*** Opening Dataset entries ***
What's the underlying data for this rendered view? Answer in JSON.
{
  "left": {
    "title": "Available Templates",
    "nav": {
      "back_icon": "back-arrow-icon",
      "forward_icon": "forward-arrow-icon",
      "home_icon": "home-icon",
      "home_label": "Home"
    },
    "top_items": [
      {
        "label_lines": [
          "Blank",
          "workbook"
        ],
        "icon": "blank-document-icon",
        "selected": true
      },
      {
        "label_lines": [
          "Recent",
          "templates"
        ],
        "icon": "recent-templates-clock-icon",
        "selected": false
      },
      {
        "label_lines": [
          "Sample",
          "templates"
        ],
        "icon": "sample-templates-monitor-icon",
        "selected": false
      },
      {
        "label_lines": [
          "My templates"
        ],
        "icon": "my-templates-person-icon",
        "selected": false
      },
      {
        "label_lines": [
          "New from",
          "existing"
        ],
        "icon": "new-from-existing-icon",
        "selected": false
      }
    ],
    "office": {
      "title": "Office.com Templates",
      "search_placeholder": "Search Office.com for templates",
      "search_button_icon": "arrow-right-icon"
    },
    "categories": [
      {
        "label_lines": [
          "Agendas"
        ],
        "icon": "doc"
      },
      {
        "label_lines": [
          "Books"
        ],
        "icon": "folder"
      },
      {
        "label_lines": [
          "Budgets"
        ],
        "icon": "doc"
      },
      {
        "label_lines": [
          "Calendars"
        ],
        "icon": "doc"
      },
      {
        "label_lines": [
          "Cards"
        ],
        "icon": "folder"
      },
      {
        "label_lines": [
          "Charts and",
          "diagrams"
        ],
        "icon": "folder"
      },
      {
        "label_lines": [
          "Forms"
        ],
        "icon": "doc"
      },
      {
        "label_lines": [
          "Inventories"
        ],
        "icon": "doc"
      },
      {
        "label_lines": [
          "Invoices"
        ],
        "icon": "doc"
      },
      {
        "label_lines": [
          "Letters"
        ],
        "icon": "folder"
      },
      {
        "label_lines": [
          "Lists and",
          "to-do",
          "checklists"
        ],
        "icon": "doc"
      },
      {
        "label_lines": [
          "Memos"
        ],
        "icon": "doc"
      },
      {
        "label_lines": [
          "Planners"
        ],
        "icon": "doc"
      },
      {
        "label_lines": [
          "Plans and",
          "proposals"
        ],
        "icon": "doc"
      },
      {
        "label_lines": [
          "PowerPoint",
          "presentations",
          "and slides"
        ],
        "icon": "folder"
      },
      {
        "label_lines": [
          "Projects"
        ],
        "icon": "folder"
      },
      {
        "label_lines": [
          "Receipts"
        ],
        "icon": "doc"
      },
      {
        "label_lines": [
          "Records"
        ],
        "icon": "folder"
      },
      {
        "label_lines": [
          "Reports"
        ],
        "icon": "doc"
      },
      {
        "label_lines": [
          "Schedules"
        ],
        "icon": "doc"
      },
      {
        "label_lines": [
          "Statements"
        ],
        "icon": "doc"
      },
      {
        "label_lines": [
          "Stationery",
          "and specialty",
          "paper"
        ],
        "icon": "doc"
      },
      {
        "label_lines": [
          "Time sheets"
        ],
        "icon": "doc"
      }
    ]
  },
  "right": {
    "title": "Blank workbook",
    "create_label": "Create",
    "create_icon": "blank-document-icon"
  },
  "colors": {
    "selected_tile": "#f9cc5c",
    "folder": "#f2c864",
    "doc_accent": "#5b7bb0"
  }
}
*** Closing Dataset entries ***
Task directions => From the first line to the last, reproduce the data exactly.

Response to this exercise =>
What's the underlying data for this rendered view? Answer in JSON.
{
  "left": {
    "title": "Available Templates",
    "nav": {
      "back_icon": "back-arrow-icon",
      "forward_icon": "forward-arrow-icon",
      "home_icon": "home-icon",
      "home_label": "Home"
    },
    "top_items": [
      {
        "label_lines": [
          "Blank",
          "workbook"
        ],
        "icon": "blank-document-icon",
        "selected": true
      },
      {
        "label_lines": [
          "Recent",
          "templates"
        ],
        "icon": "recent-templates-clock-icon",
        "selected": false
      },
      {
        "label_lines": [
          "Sample",
          "templates"
        ],
        "icon": "sample-templates-monitor-icon",
        "selected": false
      },
      {
        "label_lines": [
          "My templates"
        ],
        "icon": "my-templates-person-icon",
        "selected": false
      },
      {
        "label_lines": [
          "New from",
          "existing"
        ],
        "icon": "new-from-existing-icon",
        "selected": false
      }
    ],
    "office": {
      "title": "Office.com Templates",
      "search_placeholder": "Search Office.com for templates",
      "search_button_icon": "arrow-right-icon"
    },
    "categories": [
      {
        "label_lines": [
          "Agendas"
        ],
        "icon": "doc"
      },
      {
        "label_lines": [
          "Books"
        ],
        "icon": "folder"
      },
      {
        "label_lines": [
          "Budgets"
        ],
        "icon": "doc"
      },
      {
        "label_lines": [
          "Calendars"
        ],
        "icon": "doc"
      },
      {
        "label_lines": [
          "Cards"
        ],
        "icon": "folder"
      },
      {
        "label_lines": [
          "Charts and",
          "diagrams"
        ],
        "icon": "folder"
      },
      {
        "label_lines": [
          "Forms"
        ],
        "icon": "doc"
      },
      {
        "label_lines": [
          "Inventories"
        ],
        "icon": "doc"
      },
      {
        "label_lines": [
          "Invoices"
        ],
        "icon": "doc"
      },
      {
        "label_lines": [
          "Letters"
        ],
        "icon": "folder"
      },
      {
        "label_lines": [
          "Lists and",
          "to-do",
          "checklists"
        ],
        "icon": "doc"
      },
      {
        "label_lines": [
          "Memos"
        ],
        "icon": "doc"
      },
      {
        "label_lines": [
          "Planners"
        ],
        "icon": "doc"
      },
      {
        "label_lines": [
          "Plans and",
          "proposals"
        ],
        "icon": "doc"
      },
      {
        "label_lines": [
          "PowerPoint",
          "presentations",
          "and slides"
        ],
        "icon": "folder"
      },
      {
        "label_lines": [
          "Projects"
        ],
        "icon": "folder"
      },
      {
        "label_lines": [
          "Receipts"
        ],
        "icon": "doc"
      },
      {
        "label_lines": [
          "Records"
        ],
        "icon": "folder"
      },
      {
        "label_lines": [
          "Reports"
        ],
        "icon": "doc"
      },
      {
        "label_lines": [
          "Schedules"
        ],
        "icon": "doc"
      },
      {
        "label_lines": [
          "Statements"
        ],
        "icon": "doc"
      },
      {
        "label_lines": [
          "Stationery",
          "and specialty",
          "paper"
        ],
        "icon": "doc"
      },
      {
        "label_lines": [
          "Time sheets"
        ],
        "icon": "doc"
      }
    ]
  },
  "right": {
    "title": "Blank workbook",
    "create_label": "Create",
    "create_icon": "blank-document-icon"
  },
  "colors": {
    "selected_tile": "#f9cc5c",
    "folder": "#f2c864",
    "doc_accent": "#5b7bb0"
  }
}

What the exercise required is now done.